WORK TASK
Show every line from the data below that includes "glyph".

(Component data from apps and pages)

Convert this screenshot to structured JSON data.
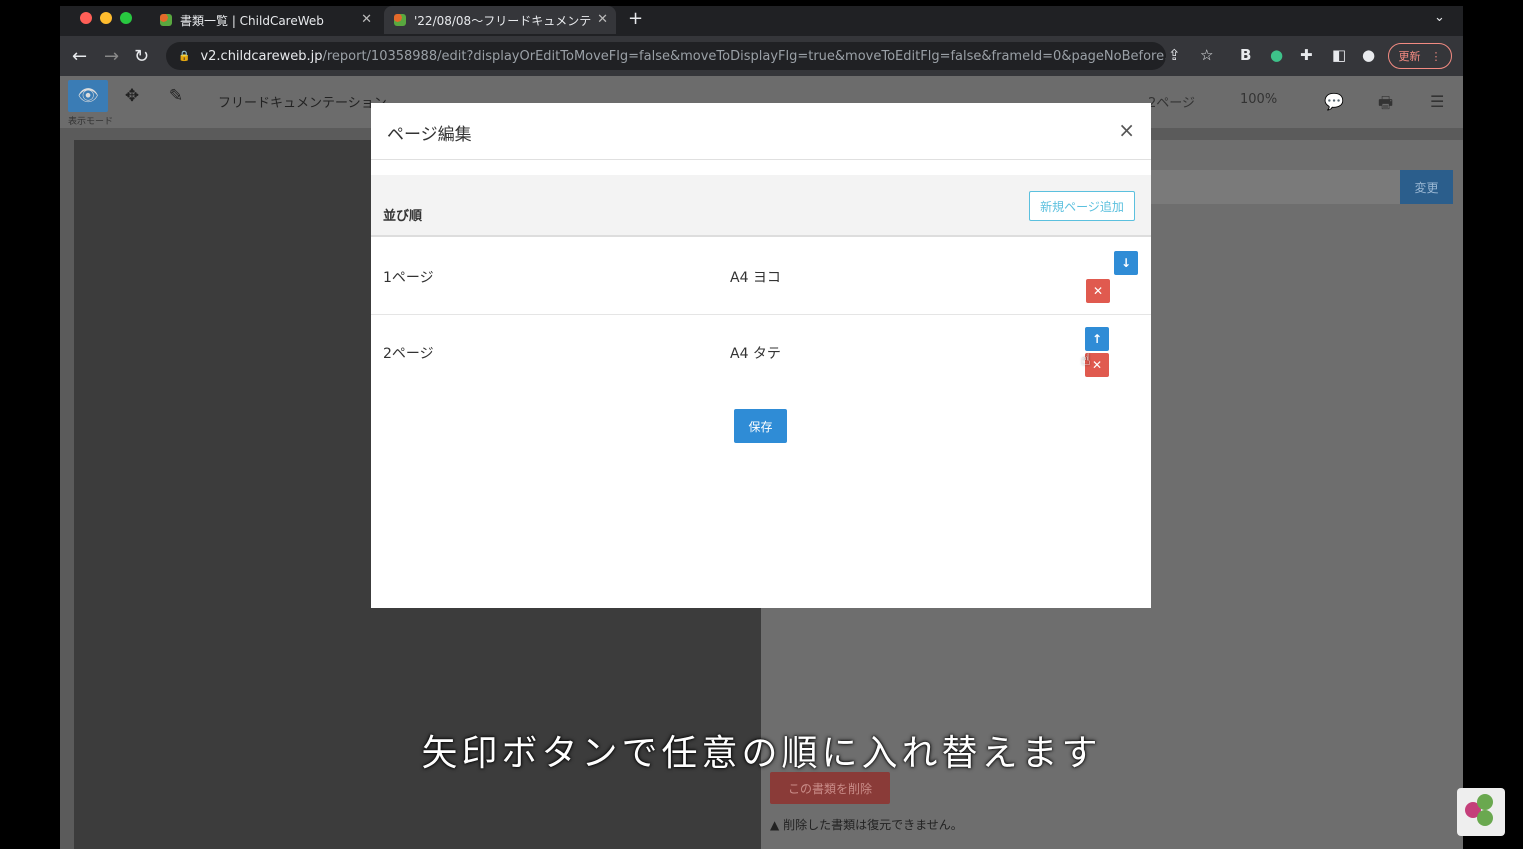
{
  "browser": {
    "tabs": [
      {
        "title": "書類一覧 | ChildCareWeb",
        "active": false
      },
      {
        "title": "'22/08/08〜フリードキュメンテ",
        "active": true
      }
    ],
    "new_tab": "+",
    "url_host": "v2.childcareweb.jp",
    "url_path": "/report/10358988/edit?displayOrEditToMoveFlg=false&moveToDisplayFlg=true&moveToEditFlg=false&frameId=0&pageNoBefore...",
    "update_label": "更新"
  },
  "app": {
    "mode_label": "表示モード",
    "doc_title": "フリードキュメンテーション",
    "page_select": "2ページ",
    "zoom": "100%",
    "change_button": "変更",
    "delete_doc_button": "この書類を削除",
    "delete_warning": "削除した書類は復元できません。"
  },
  "modal": {
    "title": "ページ編集",
    "close": "×",
    "column_order": "並び順",
    "add_page_button": "新規ページ追加",
    "rows": [
      {
        "page": "1ページ",
        "size": "A4 ヨコ"
      },
      {
        "page": "2ページ",
        "size": "A4 タテ"
      }
    ],
    "save_button": "保存"
  },
  "caption": "矢印ボタンで任意の順に入れ替えます",
  "colors": {
    "primary": "#2f8cd6",
    "danger": "#e05a4f",
    "info": "#5bc0de"
  }
}
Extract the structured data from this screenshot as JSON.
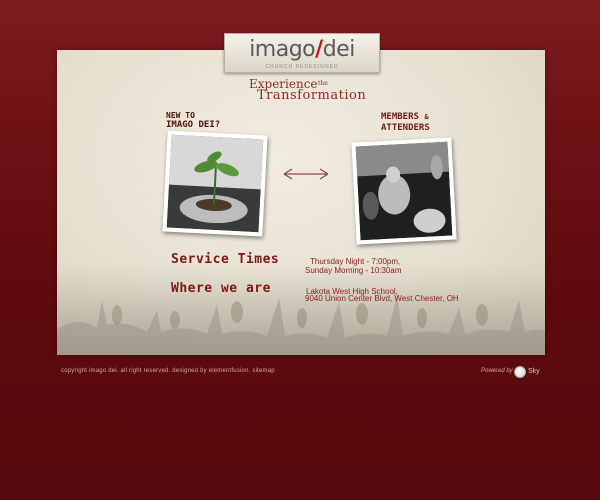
{
  "logo": {
    "main_left": "imago",
    "main_right": "dei",
    "tagline": "CHURCH REDESIGNED"
  },
  "headline": {
    "experience": "Experience",
    "the": "the",
    "transformation": "Transformation"
  },
  "new_visitors": {
    "line1": "NEW TO",
    "line2": "IMAGO DEI?"
  },
  "members": {
    "line1": "MEMBERS",
    "amp": "&",
    "line2": "ATTENDERS"
  },
  "service": {
    "title": "Service Times",
    "line1": "Thursday Night - 7:00pm,",
    "line2": "Sunday Morning - 10:30am"
  },
  "location": {
    "title": "Where we are",
    "line1": "Lakota West High School,",
    "line2": "9040 Union Center Blvd, West Chester, OH"
  },
  "footer": {
    "copyright": "copyright imago dei. all right reserved. designed by elementfusion. sitemap",
    "powered_by": "Powered by",
    "brand": "Sky"
  },
  "colors": {
    "background": "#6f1216",
    "paper": "#ece7da",
    "accent": "#c4141c",
    "heading": "#7a1a16"
  },
  "icons": {
    "arrow": "double-arrow-icon",
    "sky": "sky-logo-icon"
  }
}
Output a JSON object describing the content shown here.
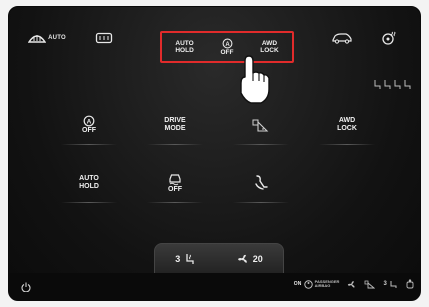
{
  "topbar": {
    "rear_defrost_auto_label": "AUTO",
    "quick": {
      "auto_hold_label": "AUTO\nHOLD",
      "off_label": "OFF",
      "awd_lock_label": "AWD\nLOCK"
    }
  },
  "tiles": {
    "tile1_label": "OFF",
    "drive_mode_label": "DRIVE\nMODE",
    "awd_lock_label": "AWD\nLOCK",
    "auto_hold_label": "AUTO\nHOLD",
    "traction_off_label": "OFF"
  },
  "hvac": {
    "seat_heat_level": "3",
    "fan_speed": "20"
  },
  "status": {
    "airbag_on": "ON",
    "passenger_airbag_text": "PASSENGER\nAIRBAG",
    "seat_heat_level": "3"
  }
}
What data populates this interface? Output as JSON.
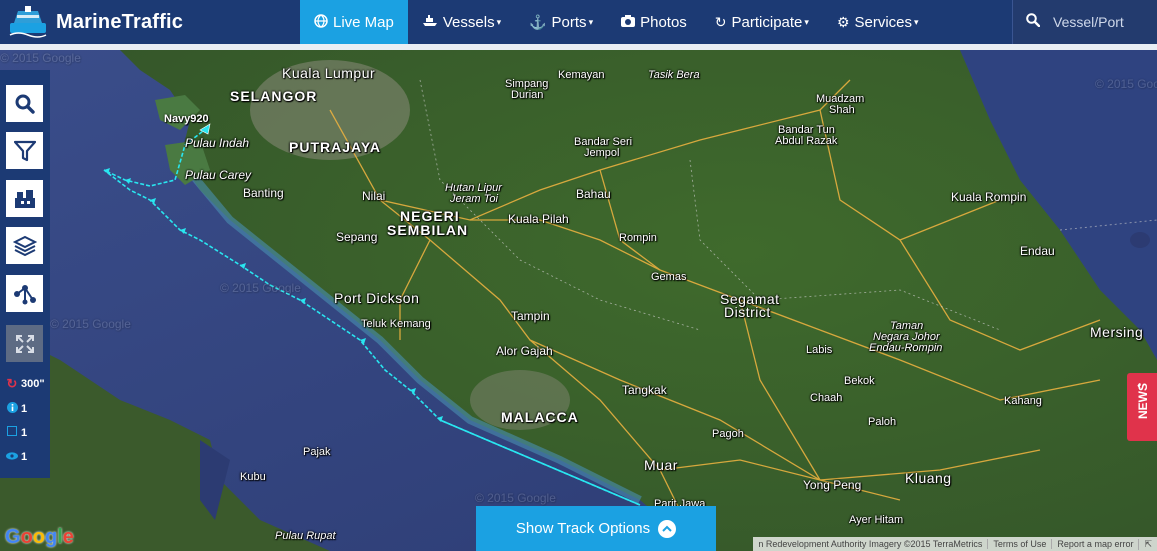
{
  "brand": {
    "name": "MarineTraffic"
  },
  "nav": {
    "items": [
      {
        "label": "Live Map",
        "icon": "globe-icon",
        "glyph": "●",
        "active": true,
        "dropdown": false
      },
      {
        "label": "Vessels",
        "icon": "ship-icon",
        "glyph": "⛴",
        "active": false,
        "dropdown": true
      },
      {
        "label": "Ports",
        "icon": "anchor-icon",
        "glyph": "⚓",
        "active": false,
        "dropdown": true
      },
      {
        "label": "Photos",
        "icon": "camera-icon",
        "glyph": "▣",
        "active": false,
        "dropdown": false
      },
      {
        "label": "Participate",
        "icon": "refresh-icon",
        "glyph": "↻",
        "active": false,
        "dropdown": true
      },
      {
        "label": "Services",
        "icon": "gear-icon",
        "glyph": "⚙",
        "active": false,
        "dropdown": true
      }
    ],
    "caret": "▾"
  },
  "search": {
    "placeholder": "Vessel/Port",
    "icon": "search-icon"
  },
  "toolbar": {
    "refresh": "300\"",
    "info_count": "1",
    "square_count": "1",
    "eye_count": "1"
  },
  "map": {
    "places": [
      {
        "id": "kuala-lumpur",
        "label": "Kuala Lumpur",
        "style": "big"
      },
      {
        "id": "selangor",
        "label": "SELANGOR",
        "style": "state"
      },
      {
        "id": "putrajaya",
        "label": "PUTRAJAYA",
        "style": "state"
      },
      {
        "id": "pulau-indah",
        "label": "Pulau Indah",
        "style": "italic"
      },
      {
        "id": "pulau-carey",
        "label": "Pulau Carey",
        "style": "italic"
      },
      {
        "id": "banting",
        "label": "Banting",
        "style": ""
      },
      {
        "id": "nilai",
        "label": "Nilai",
        "style": ""
      },
      {
        "id": "sepang",
        "label": "Sepang",
        "style": ""
      },
      {
        "id": "negeri",
        "label": "NEGERI",
        "style": "state"
      },
      {
        "id": "sembilan",
        "label": "SEMBILAN",
        "style": "state"
      },
      {
        "id": "hutan-lipur",
        "label": "Hutan Lipur",
        "style": "italic"
      },
      {
        "id": "jeram-toi",
        "label": "Jeram Toi",
        "style": "italic"
      },
      {
        "id": "kuala-pilah",
        "label": "Kuala Pilah",
        "style": ""
      },
      {
        "id": "simpang",
        "label": "Simpang",
        "style": ""
      },
      {
        "id": "durian",
        "label": "Durian",
        "style": ""
      },
      {
        "id": "kemayan",
        "label": "Kemayan",
        "style": ""
      },
      {
        "id": "tasik-bera",
        "label": "Tasik Bera",
        "style": "italic"
      },
      {
        "id": "bandar-seri",
        "label": "Bandar Seri",
        "style": ""
      },
      {
        "id": "jempol",
        "label": "Jempol",
        "style": ""
      },
      {
        "id": "bahau",
        "label": "Bahau",
        "style": ""
      },
      {
        "id": "rompin",
        "label": "Rompin",
        "style": ""
      },
      {
        "id": "gemas",
        "label": "Gemas",
        "style": ""
      },
      {
        "id": "muadzam",
        "label": "Muadzam",
        "style": ""
      },
      {
        "id": "shah",
        "label": "Shah",
        "style": ""
      },
      {
        "id": "bandar-tun",
        "label": "Bandar Tun",
        "style": ""
      },
      {
        "id": "abdul-razak",
        "label": "Abdul Razak",
        "style": ""
      },
      {
        "id": "kuala-rompin",
        "label": "Kuala Rompin",
        "style": ""
      },
      {
        "id": "endau",
        "label": "Endau",
        "style": ""
      },
      {
        "id": "segamat",
        "label": "Segamat",
        "style": "big"
      },
      {
        "id": "district",
        "label": "District",
        "style": "big"
      },
      {
        "id": "port-dickson",
        "label": "Port Dickson",
        "style": "big"
      },
      {
        "id": "teluk-kemang",
        "label": "Teluk Kemang",
        "style": ""
      },
      {
        "id": "tampin",
        "label": "Tampin",
        "style": ""
      },
      {
        "id": "alor-gajah",
        "label": "Alor Gajah",
        "style": ""
      },
      {
        "id": "malacca",
        "label": "MALACCA",
        "style": "state"
      },
      {
        "id": "tangkak",
        "label": "Tangkak",
        "style": ""
      },
      {
        "id": "pagoh",
        "label": "Pagoh",
        "style": ""
      },
      {
        "id": "muar",
        "label": "Muar",
        "style": "big"
      },
      {
        "id": "parit-jawa",
        "label": "Parit Jawa",
        "style": ""
      },
      {
        "id": "labis",
        "label": "Labis",
        "style": ""
      },
      {
        "id": "bekok",
        "label": "Bekok",
        "style": ""
      },
      {
        "id": "chaah",
        "label": "Chaah",
        "style": ""
      },
      {
        "id": "paloh",
        "label": "Paloh",
        "style": ""
      },
      {
        "id": "yong-peng",
        "label": "Yong Peng",
        "style": ""
      },
      {
        "id": "kluang",
        "label": "Kluang",
        "style": "big"
      },
      {
        "id": "ayer-hitam",
        "label": "Ayer Hitam",
        "style": ""
      },
      {
        "id": "kahang",
        "label": "Kahang",
        "style": ""
      },
      {
        "id": "mersing",
        "label": "Mersing",
        "style": "big"
      },
      {
        "id": "taman",
        "label": "Taman",
        "style": "italic"
      },
      {
        "id": "negara-johor",
        "label": "Negara Johor",
        "style": "italic"
      },
      {
        "id": "endau-rompin",
        "label": "Endau-Rompin",
        "style": "italic"
      },
      {
        "id": "pajak",
        "label": "Pajak",
        "style": ""
      },
      {
        "id": "kubu",
        "label": "Kubu",
        "style": ""
      },
      {
        "id": "pulau-rupat",
        "label": "Pulau Rupat",
        "style": "italic"
      }
    ],
    "vessel": {
      "label": "Navy920"
    },
    "watermarks": [
      "© 2015 Google",
      "© 2015 Google",
      "© 2015 Google",
      "© 2015 Google",
      "© 2015 Google"
    ]
  },
  "track_button": {
    "label": "Show Track Options",
    "icon": "chevron-up-icon",
    "glyph": "⌃"
  },
  "news_tab": {
    "label": "NEWS",
    "icon": "chevron-left-icon",
    "glyph": "‹"
  },
  "attribution": {
    "imagery": "n Redevelopment Authority Imagery ©2015 TerraMetrics",
    "terms": "Terms of Use",
    "report": "Report a map error"
  },
  "google_logo": {
    "g1": "G",
    "g2": "o",
    "g3": "o",
    "g4": "g",
    "g5": "l",
    "g6": "e"
  },
  "colors": {
    "navbar": "#1c3a74",
    "accent": "#1ba1e2",
    "news": "#e0334b",
    "track": "#29e6f0"
  }
}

OUTPUT FOR THIS TASK
        "glyph": "●",
        "glyph": "⛴",
        "glyph": "⚓",
        "glyph": "▣",
        "glyph": "↻",
        "glyph": "⚙",
    "glyph": "⌃"
    "glyph": "‹"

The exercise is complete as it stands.